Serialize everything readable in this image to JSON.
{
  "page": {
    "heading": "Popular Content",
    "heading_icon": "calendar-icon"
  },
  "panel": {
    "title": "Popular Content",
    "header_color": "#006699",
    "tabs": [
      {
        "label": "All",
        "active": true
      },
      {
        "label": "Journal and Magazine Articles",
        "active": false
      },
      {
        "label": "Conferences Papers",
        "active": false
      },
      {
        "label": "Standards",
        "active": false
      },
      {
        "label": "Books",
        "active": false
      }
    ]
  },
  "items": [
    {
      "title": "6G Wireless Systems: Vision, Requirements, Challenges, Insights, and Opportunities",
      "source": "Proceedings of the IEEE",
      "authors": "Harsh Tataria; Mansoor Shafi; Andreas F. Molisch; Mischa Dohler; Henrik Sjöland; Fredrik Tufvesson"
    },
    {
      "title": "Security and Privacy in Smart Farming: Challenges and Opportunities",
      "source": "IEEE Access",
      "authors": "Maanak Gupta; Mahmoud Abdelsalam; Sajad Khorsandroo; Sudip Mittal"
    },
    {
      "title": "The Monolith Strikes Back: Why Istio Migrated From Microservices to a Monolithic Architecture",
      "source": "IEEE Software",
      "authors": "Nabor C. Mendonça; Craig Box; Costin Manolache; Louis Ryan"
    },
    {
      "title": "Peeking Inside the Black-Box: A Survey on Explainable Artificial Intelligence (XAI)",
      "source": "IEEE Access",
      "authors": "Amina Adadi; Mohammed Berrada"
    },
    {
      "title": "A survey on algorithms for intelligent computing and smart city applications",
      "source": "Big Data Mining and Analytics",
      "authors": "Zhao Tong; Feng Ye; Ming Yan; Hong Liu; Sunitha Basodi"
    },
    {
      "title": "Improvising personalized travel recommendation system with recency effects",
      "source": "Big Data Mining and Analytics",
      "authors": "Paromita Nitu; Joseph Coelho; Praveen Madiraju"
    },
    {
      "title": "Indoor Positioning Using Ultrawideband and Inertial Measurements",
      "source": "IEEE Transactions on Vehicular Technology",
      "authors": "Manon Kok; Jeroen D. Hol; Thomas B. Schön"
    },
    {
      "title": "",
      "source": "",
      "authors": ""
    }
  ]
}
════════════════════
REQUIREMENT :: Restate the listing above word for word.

TASK SOLUTION ::
Serialize everything readable in this image to JSON.
{
  "page": {
    "heading": "Popular Content",
    "heading_icon": "calendar-icon"
  },
  "panel": {
    "title": "Popular Content",
    "header_color": "#006699",
    "tabs": [
      {
        "label": "All",
        "active": true
      },
      {
        "label": "Journal and Magazine Articles",
        "active": false
      },
      {
        "label": "Conferences Papers",
        "active": false
      },
      {
        "label": "Standards",
        "active": false
      },
      {
        "label": "Books",
        "active": false
      }
    ]
  },
  "items": [
    {
      "title": "6G Wireless Systems: Vision, Requirements, Challenges, Insights, and Opportunities",
      "source": "Proceedings of the IEEE",
      "authors": "Harsh Tataria; Mansoor Shafi; Andreas F. Molisch; Mischa Dohler; Henrik Sjöland; Fredrik Tufvesson"
    },
    {
      "title": "Security and Privacy in Smart Farming: Challenges and Opportunities",
      "source": "IEEE Access",
      "authors": "Maanak Gupta; Mahmoud Abdelsalam; Sajad Khorsandroo; Sudip Mittal"
    },
    {
      "title": "The Monolith Strikes Back: Why Istio Migrated From Microservices to a Monolithic Architecture",
      "source": "IEEE Software",
      "authors": "Nabor C. Mendonça; Craig Box; Costin Manolache; Louis Ryan"
    },
    {
      "title": "Peeking Inside the Black-Box: A Survey on Explainable Artificial Intelligence (XAI)",
      "source": "IEEE Access",
      "authors": "Amina Adadi; Mohammed Berrada"
    },
    {
      "title": "A survey on algorithms for intelligent computing and smart city applications",
      "source": "Big Data Mining and Analytics",
      "authors": "Zhao Tong; Feng Ye; Ming Yan; Hong Liu; Sunitha Basodi"
    },
    {
      "title": "Improvising personalized travel recommendation system with recency effects",
      "source": "Big Data Mining and Analytics",
      "authors": "Paromita Nitu; Joseph Coelho; Praveen Madiraju"
    },
    {
      "title": "Indoor Positioning Using Ultrawideband and Inertial Measurements",
      "source": "IEEE Transactions on Vehicular Technology",
      "authors": "Manon Kok; Jeroen D. Hol; Thomas B. Schön"
    },
    {
      "title": "",
      "source": "",
      "authors": ""
    }
  ]
}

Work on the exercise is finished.